And in addition to stills, you can also shoot high definition video. The Fuji FinePix F900EXR's video mode allows you to record Full HD (1080p; 1,920 x 1,080 pixel) video at 60 frames per second, and the camera's phase detection autofocus operates during video capture, helping keep your subject in focus. The scene recognition system also functions for movie capture, optimizing camera settings based on the detected scene type. Capture is started and stopped with a dedicated Movie button, and sound is captured with a built-in stereo microphone.
Images and movies are saved on Secure Digital cards, including the higher-capacity SDHC and SDXC types, and the higher-speed UHS-I types. There's also a not-very-generous 21MB of internal memory, enough to save a handful of the most important shots if you accidentally leave home without a flash card. And again showing a focus on enthusiast shooters, Fujifilm has also included a raw file format (including a raw+JPEG mode), so you can access your unmodified digital "negative" for the best possible image quality.
The Fuji FinePix F900 also includes a built-in Wi-Fi radio, allowing you to connect to wireless networks or the hotspot of your Apple or Android smart device, and transfer images and movies. Once they're off the camera, you can use the data connectivity of the smart device to share images on social networking sites. Fuji offers a free application for both Apple's iOS and Google's Android that lets you transfer batches of up to 30 images at a time from the camera. The Fujifilm PC AutoSave app for Windows, meanwhile, automatically backs the camera up to your PC whenever Wi-Fi is connected.
Other connectivity includes an HDMI high-definition video output, and a USB 2.0 High Speed data port. There's no standard-definition video connectivity though, so if you haven't yet upgraded to a modern HDTV, you'll need to do so if you want to be able to view your photos on the big screen.
Power comes from an NP-50A lithium ion rechargeable battery pack.

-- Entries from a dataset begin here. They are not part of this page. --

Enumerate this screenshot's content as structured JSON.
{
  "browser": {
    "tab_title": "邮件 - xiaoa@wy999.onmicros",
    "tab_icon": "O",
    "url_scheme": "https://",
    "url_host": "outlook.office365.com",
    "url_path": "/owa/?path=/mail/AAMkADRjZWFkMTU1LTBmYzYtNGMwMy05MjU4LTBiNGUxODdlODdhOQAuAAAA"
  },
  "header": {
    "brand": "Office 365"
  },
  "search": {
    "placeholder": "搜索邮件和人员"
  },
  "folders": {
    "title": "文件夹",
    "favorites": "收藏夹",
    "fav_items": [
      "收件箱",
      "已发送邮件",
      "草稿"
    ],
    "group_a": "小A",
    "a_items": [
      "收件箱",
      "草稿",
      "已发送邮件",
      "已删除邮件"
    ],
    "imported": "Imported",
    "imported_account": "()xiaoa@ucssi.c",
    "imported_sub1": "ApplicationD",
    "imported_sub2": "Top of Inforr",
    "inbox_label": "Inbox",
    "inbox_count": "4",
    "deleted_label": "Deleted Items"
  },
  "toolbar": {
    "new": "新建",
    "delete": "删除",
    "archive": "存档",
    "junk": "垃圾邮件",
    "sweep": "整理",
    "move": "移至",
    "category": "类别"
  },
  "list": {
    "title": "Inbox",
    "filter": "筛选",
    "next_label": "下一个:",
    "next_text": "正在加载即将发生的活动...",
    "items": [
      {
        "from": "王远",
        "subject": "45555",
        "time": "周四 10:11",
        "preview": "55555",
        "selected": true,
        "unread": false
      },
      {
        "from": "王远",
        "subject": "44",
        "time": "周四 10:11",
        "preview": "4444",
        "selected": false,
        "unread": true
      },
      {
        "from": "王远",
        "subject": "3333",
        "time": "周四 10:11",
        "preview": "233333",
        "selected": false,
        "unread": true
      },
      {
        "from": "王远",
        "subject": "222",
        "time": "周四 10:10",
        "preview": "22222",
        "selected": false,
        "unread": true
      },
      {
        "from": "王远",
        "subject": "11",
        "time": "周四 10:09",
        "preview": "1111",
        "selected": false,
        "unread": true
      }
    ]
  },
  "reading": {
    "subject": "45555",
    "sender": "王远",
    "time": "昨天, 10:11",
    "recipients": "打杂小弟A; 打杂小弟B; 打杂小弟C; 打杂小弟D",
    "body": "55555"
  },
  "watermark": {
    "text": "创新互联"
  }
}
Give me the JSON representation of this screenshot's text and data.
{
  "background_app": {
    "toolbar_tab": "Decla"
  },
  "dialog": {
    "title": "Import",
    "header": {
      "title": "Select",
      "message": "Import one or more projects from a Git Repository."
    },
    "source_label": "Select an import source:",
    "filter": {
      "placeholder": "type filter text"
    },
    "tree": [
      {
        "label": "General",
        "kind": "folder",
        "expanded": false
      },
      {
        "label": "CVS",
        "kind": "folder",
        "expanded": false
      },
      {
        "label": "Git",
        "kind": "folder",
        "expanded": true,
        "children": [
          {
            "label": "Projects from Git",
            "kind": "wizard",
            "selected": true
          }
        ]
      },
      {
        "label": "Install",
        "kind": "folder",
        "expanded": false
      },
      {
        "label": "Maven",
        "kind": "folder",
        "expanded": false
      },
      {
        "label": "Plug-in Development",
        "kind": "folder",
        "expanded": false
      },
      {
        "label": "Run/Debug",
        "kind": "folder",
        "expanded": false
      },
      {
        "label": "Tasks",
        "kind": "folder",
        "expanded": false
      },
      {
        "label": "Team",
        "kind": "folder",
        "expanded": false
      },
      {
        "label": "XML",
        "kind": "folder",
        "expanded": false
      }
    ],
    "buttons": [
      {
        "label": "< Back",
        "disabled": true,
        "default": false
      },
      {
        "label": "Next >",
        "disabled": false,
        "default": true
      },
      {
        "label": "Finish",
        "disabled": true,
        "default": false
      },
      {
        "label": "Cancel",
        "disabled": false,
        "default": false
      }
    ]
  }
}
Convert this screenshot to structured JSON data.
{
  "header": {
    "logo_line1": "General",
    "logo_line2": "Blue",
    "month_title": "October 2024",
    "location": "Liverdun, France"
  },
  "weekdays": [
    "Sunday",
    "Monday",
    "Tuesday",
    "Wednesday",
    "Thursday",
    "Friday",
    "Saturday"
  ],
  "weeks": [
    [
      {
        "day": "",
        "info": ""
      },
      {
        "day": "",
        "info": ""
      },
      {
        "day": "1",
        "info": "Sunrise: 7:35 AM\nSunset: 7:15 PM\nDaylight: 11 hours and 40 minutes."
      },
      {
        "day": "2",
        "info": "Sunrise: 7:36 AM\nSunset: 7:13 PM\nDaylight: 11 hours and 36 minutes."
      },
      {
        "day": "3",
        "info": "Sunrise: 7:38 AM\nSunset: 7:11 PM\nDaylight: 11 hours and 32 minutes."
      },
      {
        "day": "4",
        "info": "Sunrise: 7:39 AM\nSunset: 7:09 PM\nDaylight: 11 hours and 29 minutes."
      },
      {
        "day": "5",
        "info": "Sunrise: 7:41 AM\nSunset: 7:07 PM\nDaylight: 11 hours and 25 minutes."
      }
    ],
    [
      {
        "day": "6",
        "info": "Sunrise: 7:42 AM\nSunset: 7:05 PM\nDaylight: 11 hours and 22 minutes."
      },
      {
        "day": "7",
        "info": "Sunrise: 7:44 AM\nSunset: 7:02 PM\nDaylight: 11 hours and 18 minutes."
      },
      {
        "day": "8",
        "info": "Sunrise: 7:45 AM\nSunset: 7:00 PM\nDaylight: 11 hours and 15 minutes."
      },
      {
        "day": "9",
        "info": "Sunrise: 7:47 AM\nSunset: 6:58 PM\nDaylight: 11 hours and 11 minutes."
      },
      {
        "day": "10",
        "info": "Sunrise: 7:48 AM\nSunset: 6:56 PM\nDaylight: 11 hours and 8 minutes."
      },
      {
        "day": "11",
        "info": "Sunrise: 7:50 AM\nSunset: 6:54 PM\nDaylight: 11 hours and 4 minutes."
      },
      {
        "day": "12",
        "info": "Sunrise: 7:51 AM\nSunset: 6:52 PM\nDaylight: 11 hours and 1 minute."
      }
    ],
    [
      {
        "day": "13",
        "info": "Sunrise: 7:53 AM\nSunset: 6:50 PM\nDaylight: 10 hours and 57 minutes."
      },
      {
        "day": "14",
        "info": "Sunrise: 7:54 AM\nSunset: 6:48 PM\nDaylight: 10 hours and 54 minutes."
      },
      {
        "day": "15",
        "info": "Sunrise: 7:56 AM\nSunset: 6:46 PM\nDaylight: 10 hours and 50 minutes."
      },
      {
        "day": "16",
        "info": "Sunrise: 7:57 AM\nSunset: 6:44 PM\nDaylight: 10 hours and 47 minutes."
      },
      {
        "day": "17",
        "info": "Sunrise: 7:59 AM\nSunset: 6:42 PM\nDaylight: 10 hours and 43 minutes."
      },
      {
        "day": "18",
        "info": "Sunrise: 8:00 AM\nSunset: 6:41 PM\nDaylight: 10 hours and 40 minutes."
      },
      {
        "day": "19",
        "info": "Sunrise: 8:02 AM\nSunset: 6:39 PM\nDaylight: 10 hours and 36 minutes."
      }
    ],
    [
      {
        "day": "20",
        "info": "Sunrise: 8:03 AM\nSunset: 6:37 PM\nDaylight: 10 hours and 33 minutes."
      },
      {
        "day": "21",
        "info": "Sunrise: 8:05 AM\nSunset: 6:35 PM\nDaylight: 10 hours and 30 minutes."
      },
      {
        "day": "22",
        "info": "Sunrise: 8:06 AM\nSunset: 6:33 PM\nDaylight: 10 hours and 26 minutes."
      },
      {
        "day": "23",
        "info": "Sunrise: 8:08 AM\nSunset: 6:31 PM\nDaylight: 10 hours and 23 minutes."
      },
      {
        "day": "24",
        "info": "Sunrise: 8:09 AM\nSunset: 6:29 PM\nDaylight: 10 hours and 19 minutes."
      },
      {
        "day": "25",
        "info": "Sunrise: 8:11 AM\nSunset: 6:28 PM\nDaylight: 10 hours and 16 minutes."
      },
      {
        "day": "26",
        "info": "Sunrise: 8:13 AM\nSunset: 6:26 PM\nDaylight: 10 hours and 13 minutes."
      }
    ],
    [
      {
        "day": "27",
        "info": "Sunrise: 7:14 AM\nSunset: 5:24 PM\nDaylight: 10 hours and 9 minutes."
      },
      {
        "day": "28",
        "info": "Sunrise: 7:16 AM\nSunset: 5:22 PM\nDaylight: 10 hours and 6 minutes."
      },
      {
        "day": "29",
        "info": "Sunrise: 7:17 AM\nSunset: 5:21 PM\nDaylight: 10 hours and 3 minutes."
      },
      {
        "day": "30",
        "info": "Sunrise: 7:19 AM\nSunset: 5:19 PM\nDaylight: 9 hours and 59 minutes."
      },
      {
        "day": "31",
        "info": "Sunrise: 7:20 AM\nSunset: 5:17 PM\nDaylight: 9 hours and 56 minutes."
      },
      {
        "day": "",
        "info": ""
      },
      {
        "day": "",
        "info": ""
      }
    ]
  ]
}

Fujifilm says that the FinePix F900EXR is capable of shooting 260 shots on a charge, to CIPA testing standards.
Available from March 2013, the Fujifilm F900EXR is priced at US$400. Available body colors in the US market include black and indigo blue.